**REQUIREMENT:** Copy out each line of the listing below where the string "parody" appears.

**DATA FOR REVIEW:**
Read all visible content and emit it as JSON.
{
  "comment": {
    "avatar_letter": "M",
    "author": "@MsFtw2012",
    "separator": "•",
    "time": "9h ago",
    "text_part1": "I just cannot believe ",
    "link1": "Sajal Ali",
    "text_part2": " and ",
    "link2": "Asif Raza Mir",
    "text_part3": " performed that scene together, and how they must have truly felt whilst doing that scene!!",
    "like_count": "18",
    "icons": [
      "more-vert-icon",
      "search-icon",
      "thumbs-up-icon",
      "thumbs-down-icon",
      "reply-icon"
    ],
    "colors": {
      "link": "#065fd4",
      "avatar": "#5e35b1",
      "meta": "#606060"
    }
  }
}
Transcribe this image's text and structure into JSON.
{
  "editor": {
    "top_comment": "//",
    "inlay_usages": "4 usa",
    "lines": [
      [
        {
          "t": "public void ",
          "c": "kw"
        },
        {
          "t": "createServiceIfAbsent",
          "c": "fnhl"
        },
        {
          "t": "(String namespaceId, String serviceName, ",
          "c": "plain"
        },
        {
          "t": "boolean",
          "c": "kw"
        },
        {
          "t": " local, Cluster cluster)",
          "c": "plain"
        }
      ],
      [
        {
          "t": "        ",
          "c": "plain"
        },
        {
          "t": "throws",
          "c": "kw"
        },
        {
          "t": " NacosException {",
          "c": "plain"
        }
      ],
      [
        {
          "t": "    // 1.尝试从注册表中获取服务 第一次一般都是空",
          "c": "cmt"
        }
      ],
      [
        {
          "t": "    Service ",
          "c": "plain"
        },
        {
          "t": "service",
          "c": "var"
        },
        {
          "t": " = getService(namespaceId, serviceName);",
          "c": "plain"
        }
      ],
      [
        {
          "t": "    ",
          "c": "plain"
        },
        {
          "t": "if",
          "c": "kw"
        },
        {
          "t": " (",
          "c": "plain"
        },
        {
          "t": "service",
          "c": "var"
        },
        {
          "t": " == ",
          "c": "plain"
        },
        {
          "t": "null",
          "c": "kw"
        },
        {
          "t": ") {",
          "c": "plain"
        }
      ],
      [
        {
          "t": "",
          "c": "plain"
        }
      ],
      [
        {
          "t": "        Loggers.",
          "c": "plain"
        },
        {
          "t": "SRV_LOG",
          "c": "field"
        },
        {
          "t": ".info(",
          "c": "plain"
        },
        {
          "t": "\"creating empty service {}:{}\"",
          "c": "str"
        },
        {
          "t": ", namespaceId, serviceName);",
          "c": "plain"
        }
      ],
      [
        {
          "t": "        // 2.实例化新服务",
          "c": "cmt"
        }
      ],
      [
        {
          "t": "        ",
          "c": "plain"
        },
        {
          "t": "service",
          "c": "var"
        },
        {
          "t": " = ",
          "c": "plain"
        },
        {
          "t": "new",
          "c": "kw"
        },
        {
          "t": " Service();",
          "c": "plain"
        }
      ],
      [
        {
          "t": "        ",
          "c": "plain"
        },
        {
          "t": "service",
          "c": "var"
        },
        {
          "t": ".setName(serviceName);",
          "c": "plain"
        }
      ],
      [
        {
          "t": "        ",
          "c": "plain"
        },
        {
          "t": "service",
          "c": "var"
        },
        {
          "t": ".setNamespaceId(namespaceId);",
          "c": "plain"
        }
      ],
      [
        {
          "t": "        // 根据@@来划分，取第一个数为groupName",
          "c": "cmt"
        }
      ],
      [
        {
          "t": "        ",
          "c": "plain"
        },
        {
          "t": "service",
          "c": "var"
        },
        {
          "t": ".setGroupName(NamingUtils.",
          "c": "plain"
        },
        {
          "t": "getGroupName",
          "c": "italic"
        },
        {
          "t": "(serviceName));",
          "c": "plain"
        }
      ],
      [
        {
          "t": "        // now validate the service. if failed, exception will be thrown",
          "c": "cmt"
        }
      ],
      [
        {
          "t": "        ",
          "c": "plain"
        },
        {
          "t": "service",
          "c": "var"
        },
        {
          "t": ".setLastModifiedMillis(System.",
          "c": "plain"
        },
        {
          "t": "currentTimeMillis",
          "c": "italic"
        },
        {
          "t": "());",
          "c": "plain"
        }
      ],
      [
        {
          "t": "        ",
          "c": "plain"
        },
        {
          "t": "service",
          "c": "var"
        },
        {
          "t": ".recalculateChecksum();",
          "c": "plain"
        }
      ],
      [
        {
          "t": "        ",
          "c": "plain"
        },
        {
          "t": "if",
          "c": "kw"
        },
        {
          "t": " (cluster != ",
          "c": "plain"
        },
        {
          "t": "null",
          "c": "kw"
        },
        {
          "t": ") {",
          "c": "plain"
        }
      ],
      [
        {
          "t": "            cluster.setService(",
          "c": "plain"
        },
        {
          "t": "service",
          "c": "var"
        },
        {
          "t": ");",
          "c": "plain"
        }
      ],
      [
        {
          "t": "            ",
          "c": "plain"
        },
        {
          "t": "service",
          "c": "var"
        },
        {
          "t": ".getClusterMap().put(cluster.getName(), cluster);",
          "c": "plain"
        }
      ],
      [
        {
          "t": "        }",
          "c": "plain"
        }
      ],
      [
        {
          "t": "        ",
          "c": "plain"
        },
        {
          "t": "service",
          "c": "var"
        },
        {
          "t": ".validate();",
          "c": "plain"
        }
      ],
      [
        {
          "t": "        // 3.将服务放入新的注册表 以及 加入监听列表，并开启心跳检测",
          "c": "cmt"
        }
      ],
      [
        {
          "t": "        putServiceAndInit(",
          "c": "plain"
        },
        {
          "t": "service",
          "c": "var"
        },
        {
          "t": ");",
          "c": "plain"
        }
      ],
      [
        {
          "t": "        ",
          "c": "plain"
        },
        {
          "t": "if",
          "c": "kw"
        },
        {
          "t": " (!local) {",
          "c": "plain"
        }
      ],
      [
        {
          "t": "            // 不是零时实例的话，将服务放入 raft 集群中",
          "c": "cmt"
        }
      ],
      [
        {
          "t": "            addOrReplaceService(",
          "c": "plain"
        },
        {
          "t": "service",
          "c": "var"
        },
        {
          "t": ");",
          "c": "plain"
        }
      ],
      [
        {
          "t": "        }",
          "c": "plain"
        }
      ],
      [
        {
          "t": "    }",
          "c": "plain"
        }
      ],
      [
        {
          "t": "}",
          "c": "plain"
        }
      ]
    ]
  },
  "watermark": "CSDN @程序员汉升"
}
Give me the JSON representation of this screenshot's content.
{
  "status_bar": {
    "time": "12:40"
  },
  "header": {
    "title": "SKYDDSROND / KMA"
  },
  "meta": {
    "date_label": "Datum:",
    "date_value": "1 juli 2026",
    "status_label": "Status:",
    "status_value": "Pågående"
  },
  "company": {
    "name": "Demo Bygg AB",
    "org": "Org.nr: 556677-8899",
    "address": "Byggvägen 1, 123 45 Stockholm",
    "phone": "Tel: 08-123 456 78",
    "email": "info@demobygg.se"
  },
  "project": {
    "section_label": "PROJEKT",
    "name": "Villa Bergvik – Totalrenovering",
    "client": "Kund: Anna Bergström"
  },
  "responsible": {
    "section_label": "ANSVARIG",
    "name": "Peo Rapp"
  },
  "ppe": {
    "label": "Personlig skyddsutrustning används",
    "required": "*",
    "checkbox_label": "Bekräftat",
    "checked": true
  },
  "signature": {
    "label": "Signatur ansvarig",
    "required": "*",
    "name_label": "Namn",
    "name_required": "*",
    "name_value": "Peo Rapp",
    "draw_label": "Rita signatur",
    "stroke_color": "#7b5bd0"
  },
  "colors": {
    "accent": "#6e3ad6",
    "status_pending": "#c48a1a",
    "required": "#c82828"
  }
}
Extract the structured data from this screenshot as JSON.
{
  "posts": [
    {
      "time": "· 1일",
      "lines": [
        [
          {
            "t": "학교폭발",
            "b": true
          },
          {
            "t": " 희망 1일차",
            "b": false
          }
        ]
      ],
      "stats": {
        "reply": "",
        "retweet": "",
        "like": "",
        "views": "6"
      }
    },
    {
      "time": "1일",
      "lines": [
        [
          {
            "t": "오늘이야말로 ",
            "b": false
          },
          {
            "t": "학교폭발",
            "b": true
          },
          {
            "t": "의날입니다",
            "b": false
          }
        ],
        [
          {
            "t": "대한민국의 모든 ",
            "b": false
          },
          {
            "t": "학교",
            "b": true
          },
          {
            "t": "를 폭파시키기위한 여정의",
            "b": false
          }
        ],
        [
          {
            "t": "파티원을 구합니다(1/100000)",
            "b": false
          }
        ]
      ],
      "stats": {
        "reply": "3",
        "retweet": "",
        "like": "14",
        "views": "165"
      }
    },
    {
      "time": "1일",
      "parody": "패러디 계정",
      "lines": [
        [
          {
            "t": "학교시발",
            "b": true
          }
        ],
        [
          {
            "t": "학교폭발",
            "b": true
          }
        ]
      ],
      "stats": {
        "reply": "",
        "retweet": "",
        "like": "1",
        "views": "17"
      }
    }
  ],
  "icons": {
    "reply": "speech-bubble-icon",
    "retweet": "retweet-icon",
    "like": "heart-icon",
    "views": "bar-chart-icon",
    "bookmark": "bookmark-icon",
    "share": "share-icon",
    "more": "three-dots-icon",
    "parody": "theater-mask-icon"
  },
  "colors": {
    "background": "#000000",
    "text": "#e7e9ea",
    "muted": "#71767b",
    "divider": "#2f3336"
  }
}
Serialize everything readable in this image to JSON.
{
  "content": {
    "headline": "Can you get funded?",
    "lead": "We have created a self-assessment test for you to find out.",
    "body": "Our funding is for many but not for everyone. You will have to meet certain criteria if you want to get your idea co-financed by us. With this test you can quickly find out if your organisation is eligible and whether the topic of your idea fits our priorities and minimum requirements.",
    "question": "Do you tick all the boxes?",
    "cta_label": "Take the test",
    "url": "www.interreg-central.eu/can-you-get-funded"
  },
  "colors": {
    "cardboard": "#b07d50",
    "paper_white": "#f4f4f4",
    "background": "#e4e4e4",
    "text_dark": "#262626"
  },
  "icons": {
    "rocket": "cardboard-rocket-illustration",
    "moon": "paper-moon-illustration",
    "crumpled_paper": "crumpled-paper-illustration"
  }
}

**REPLY TO THE TASK:**
      "parody": "패러디 계정",
    "parody": "theater-mask-icon"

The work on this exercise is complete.